• [Exercise] Using the entries that follow, give the number of lines containing the string "TEST". Write nothing besides that number.

• [Information supplied]
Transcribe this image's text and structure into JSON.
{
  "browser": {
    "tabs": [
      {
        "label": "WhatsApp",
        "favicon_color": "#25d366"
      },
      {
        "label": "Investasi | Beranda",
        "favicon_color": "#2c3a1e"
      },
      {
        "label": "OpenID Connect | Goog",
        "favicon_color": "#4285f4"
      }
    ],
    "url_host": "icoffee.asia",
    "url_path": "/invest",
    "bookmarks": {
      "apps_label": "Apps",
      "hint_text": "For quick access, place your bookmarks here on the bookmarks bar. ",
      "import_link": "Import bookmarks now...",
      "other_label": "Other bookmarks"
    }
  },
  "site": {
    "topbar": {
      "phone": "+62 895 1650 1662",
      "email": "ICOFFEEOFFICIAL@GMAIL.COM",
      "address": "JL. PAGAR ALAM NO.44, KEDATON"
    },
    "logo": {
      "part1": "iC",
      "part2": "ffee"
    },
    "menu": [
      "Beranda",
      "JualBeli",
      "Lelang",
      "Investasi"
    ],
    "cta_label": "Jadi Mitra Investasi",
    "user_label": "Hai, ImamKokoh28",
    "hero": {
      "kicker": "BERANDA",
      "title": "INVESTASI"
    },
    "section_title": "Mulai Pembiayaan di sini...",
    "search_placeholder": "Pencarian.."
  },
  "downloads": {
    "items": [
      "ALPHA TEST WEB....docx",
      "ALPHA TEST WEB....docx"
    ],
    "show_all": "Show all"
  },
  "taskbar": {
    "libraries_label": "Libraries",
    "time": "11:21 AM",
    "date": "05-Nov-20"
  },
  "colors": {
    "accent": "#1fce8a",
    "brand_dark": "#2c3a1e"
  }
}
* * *
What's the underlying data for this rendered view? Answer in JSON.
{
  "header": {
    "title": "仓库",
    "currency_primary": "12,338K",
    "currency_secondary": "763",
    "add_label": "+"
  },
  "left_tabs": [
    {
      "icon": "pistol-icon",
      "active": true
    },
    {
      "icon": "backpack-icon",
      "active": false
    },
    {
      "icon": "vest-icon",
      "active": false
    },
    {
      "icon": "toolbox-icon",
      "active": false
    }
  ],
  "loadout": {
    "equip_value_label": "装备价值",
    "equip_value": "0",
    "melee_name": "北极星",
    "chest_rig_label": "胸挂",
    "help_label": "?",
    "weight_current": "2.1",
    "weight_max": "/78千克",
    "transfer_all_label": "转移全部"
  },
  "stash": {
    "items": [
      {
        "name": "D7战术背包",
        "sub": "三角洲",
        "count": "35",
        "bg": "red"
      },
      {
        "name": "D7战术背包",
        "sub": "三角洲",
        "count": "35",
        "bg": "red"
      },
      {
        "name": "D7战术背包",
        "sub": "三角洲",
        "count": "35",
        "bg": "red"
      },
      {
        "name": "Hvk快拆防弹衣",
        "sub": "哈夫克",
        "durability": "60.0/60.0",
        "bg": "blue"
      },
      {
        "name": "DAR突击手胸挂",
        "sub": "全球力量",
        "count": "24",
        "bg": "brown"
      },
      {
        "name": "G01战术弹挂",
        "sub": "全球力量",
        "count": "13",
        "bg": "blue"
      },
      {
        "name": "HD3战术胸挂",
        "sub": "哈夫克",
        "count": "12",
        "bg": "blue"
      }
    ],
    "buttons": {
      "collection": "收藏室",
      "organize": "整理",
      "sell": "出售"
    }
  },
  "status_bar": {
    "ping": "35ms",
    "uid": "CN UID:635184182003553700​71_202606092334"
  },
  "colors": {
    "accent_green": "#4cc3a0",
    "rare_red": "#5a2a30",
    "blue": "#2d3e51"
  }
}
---
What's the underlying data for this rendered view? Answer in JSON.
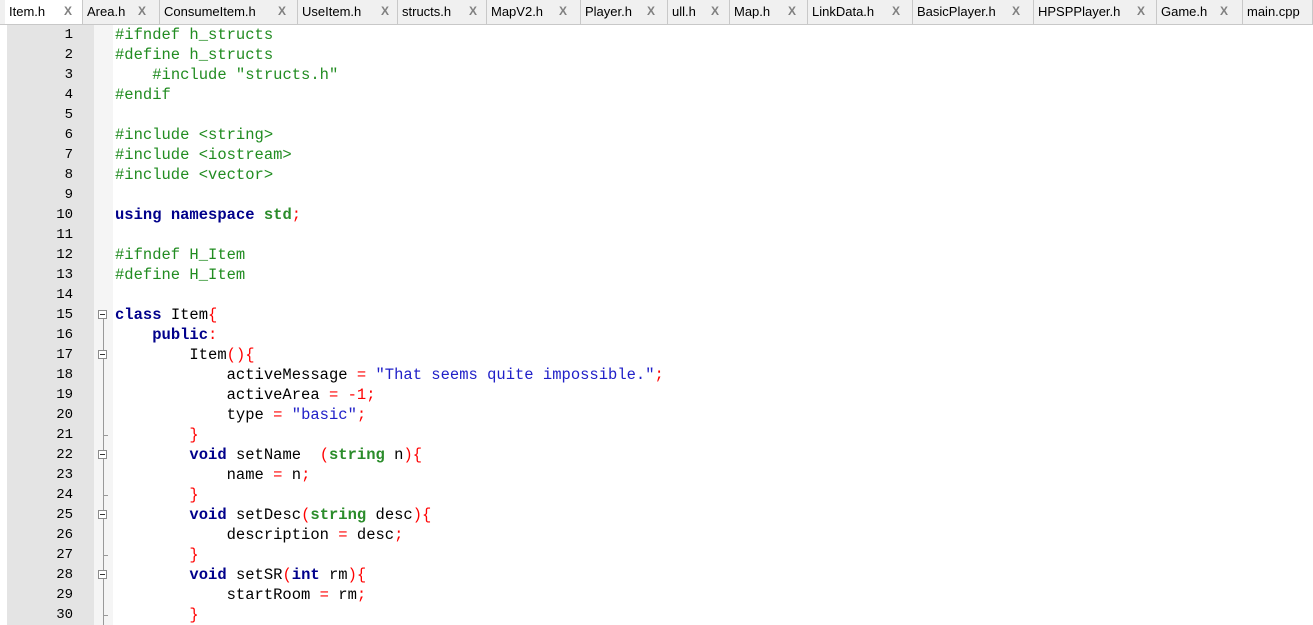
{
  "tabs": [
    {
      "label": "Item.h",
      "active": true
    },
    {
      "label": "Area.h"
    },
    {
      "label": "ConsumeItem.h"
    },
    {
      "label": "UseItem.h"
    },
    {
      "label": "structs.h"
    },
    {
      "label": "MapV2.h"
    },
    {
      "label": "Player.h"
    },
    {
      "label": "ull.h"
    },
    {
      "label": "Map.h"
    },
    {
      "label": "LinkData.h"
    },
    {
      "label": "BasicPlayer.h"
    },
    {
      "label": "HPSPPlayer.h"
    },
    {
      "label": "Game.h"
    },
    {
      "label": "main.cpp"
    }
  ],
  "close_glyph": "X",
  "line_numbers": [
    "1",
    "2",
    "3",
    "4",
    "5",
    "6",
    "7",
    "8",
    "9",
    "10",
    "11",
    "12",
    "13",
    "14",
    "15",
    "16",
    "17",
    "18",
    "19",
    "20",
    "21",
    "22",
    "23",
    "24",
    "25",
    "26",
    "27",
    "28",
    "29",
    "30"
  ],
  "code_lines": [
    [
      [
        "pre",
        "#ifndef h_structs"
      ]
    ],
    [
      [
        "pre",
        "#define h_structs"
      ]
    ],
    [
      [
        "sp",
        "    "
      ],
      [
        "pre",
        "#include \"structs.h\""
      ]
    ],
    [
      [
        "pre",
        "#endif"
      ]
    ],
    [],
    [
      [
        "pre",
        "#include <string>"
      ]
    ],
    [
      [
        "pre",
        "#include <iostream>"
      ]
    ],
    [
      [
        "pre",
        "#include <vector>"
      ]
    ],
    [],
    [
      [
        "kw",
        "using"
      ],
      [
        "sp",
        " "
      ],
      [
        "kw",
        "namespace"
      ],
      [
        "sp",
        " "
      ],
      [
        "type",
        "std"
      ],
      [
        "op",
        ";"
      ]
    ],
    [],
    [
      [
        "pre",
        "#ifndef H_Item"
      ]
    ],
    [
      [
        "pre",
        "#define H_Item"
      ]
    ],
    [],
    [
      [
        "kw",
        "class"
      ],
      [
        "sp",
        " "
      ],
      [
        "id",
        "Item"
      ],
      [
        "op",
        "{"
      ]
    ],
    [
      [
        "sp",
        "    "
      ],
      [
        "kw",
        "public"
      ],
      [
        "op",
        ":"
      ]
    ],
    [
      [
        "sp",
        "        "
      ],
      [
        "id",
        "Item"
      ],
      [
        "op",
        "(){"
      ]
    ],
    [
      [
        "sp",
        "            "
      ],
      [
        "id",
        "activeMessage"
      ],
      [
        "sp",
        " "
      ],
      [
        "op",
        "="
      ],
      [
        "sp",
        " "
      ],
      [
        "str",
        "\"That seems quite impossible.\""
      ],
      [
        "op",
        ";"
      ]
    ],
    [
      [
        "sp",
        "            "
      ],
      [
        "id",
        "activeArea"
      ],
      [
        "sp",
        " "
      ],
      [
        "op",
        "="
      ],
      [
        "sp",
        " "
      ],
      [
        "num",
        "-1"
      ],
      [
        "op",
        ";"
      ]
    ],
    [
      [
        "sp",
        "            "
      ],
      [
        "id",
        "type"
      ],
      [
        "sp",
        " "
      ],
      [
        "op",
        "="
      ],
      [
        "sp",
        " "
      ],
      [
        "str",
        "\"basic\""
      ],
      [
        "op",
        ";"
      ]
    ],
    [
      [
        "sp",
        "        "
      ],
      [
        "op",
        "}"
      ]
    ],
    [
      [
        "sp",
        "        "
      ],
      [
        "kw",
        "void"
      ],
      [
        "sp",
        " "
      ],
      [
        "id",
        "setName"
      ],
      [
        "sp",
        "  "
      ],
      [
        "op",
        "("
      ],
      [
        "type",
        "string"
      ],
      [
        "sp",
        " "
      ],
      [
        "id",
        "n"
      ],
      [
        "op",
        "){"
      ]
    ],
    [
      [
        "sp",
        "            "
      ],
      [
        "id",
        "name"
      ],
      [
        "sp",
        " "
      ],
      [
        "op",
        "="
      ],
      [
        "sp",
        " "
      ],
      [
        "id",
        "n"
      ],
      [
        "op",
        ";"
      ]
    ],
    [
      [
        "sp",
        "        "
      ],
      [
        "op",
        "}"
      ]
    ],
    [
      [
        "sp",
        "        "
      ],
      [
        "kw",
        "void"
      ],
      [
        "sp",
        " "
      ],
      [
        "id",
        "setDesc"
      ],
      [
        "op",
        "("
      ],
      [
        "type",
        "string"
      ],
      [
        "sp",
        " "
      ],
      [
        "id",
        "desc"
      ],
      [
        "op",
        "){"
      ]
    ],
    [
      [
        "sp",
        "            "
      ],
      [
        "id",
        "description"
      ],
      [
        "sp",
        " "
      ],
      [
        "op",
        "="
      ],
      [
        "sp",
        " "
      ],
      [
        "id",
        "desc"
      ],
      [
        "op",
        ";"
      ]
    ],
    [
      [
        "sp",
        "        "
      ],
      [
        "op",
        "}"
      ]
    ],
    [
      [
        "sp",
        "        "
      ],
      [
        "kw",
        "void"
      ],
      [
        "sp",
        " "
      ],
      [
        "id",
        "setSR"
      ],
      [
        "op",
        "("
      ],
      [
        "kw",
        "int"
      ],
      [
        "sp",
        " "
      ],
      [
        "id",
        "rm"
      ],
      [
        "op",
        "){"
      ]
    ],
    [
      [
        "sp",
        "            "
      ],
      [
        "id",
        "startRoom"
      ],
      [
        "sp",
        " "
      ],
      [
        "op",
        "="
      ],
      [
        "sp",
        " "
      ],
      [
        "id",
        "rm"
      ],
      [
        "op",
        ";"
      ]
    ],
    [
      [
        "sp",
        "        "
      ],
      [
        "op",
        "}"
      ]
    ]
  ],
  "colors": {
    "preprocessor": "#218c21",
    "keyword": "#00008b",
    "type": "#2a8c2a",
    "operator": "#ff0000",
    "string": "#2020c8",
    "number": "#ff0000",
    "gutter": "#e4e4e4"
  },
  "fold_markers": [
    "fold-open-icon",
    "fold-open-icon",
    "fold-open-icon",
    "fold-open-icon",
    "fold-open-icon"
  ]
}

• [Solution for this task] 2